God After The Holocaust Analysis

2007 Words9 Pages
The Holocaust was the brutal and state-sponsored persecution, mass murder and attempted annihilation of an entire community—the European Jews—under the German Nazi regime in World War II. During this period, the Jews suffered indescribable hardships and were victims of countless atrocities. In the midst of this trying time, some Jews lost faith in their religion while others remained unswerving towards their belief in the existence of God. But the question that was on everyone’s mind at one time or another was: How can one believe in God after the Holocaust? If God is all-loving and all-powerful, why did he let such a terrible thing happen? I believe that the Holocaust makes it impossible to believe in an omnibenevolent, omniscient and omnipotent…show more content…
This was rabbi and Jewish theologian Ignaz Maybaum’s controversial conclusion to the horror of the Holocaust. He thinks that the Jews were atoned for humanity’s wickedness, similarly to when Jesus bore the penalty of mankind’s sin when he died on the cross. Isaiah 53, from the Book of Isaiah (a Hebrew Bible), describes a “Man of Sorrows” or “God’s suffering servant”. Christians believe that this man was Jesus. "For he was cut off from the land of the living; because of the transgression of My people, He was stricken..." (53:8) "My servant would vindicate the just for many, and their iniquities he would bear ..."(53:11) Some people, like Maybaum, believe that the Jews suffered for the sins of mankind, likening Auschwitz to Golgotha, the place where Jesus was crucified, and the gas chambers to the…show more content…
Then why call him God? J.L. Mackie, an Australian philosopher, called this the Inconsistent Triad. This is a trilemma argument—if God is omnipotent, He would be aware of evil and should be able to stop it; if He is omnibenevolent then He would want to end pain and suffering. However, evil and suffering truly exist in this world, the Holocaust being a prime example of this.
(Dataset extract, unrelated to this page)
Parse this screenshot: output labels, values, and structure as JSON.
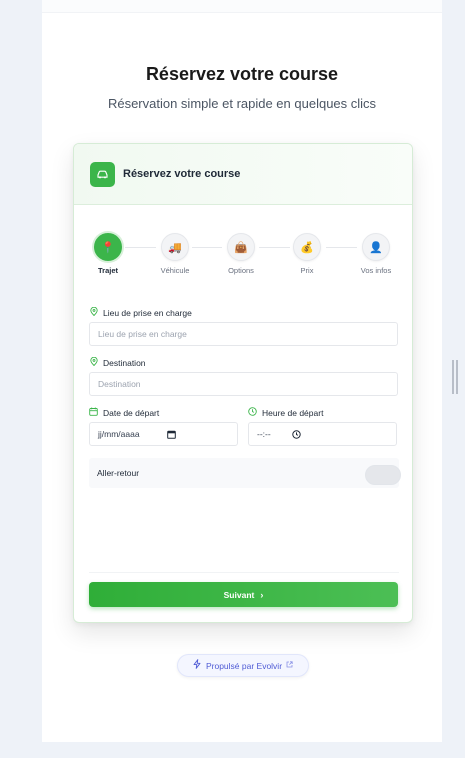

Therefore, according to this argument, God either did not care about the Jewish people, had no power to stop it, or does not exist, so we cannot believe in such a God. Richard Rubenstein, an American Jewish writer and theologian and Conservative rabbi, was born and raised in the United States. After the Holocaust, he published a book called After Auschwitz: Radical Theology and Contemporary Judaism. In it, he denied the existence of God as well the fact that the Jews were God’s chosen people. He believes that God is dead. However, he argues that he is not atheist, but in fact living in a world after the death of God. Later on, he developed his ideas, introducing the concept of God as a Holy Nothingness—without definition, but is still the creator of everything on earth. Another rabbi, Sherwin Wine, had similar views to him. However, unlike Rubenstein, he became atheist and founded a community of Jews who do not believe in God but still upholds some traditions and ethical values of Judaism. This was called the Society for Humanistic Judaism. He urged Jewish families who

More about God After The Holocaust Analysis

Open Document